SOURCE DATA:
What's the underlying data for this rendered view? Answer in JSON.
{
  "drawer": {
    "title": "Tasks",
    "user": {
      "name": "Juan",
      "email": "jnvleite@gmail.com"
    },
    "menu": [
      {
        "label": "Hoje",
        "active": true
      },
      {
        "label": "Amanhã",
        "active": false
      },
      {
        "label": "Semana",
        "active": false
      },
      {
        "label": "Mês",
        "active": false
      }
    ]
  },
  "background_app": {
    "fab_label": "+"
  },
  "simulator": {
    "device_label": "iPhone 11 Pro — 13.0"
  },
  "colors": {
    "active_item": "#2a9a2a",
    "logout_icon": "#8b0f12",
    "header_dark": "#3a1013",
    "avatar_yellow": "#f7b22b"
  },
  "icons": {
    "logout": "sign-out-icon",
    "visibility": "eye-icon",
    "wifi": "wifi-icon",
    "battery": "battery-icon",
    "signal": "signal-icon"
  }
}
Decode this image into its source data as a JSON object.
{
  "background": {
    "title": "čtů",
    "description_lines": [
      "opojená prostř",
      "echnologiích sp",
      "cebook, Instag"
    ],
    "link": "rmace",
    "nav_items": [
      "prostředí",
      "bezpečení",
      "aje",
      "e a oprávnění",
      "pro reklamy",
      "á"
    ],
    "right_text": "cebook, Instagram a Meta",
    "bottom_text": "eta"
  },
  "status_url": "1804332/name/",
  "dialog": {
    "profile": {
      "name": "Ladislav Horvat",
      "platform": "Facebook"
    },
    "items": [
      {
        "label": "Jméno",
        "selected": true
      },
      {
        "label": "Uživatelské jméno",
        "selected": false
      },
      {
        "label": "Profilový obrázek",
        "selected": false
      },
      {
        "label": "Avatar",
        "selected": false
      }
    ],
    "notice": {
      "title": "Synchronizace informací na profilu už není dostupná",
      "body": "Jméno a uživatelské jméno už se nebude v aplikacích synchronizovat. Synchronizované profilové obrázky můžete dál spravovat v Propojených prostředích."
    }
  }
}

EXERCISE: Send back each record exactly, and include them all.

COMPLETED EXERCISE:
What's the underlying data for this rendered view? Answer in JSON.
{
  "drawer": {
    "title": "Tasks",
    "user": {
      "name": "Juan",
      "email": "jnvleite@gmail.com"
    },
    "menu": [
      {
        "label": "Hoje",
        "active": true
      },
      {
        "label": "Amanhã",
        "active": false
      },
      {
        "label": "Semana",
        "active": false
      },
      {
        "label": "Mês",
        "active": false
      }
    ]
  },
  "background_app": {
    "fab_label": "+"
  },
  "simulator": {
    "device_label": "iPhone 11 Pro — 13.0"
  },
  "colors": {
    "active_item": "#2a9a2a",
    "logout_icon": "#8b0f12",
    "header_dark": "#3a1013",
    "avatar_yellow": "#f7b22b"
  },
  "icons": {
    "logout": "sign-out-icon",
    "visibility": "eye-icon",
    "wifi": "wifi-icon",
    "battery": "battery-icon",
    "signal": "signal-icon"
  }
}
Decode this image into its source data as a JSON object.
{
  "background": {
    "title": "čtů",
    "description_lines": [
      "opojená prostř",
      "echnologiích sp",
      "cebook, Instag"
    ],
    "link": "rmace",
    "nav_items": [
      "prostředí",
      "bezpečení",
      "aje",
      "e a oprávnění",
      "pro reklamy",
      "á"
    ],
    "right_text": "cebook, Instagram a Meta",
    "bottom_text": "eta"
  },
  "status_url": "1804332/name/",
  "dialog": {
    "profile": {
      "name": "Ladislav Horvat",
      "platform": "Facebook"
    },
    "items": [
      {
        "label": "Jméno",
        "selected": true
      },
      {
        "label": "Uživatelské jméno",
        "selected": false
      },
      {
        "label": "Profilový obrázek",
        "selected": false
      },
      {
        "label": "Avatar",
        "selected": false
      }
    ],
    "notice": {
      "title": "Synchronizace informací na profilu už není dostupná",
      "body": "Jméno a uživatelské jméno už se nebude v aplikacích synchronizovat. Synchronizované profilové obrázky můžete dál spravovat v Propojených prostředích."
    }
  }
}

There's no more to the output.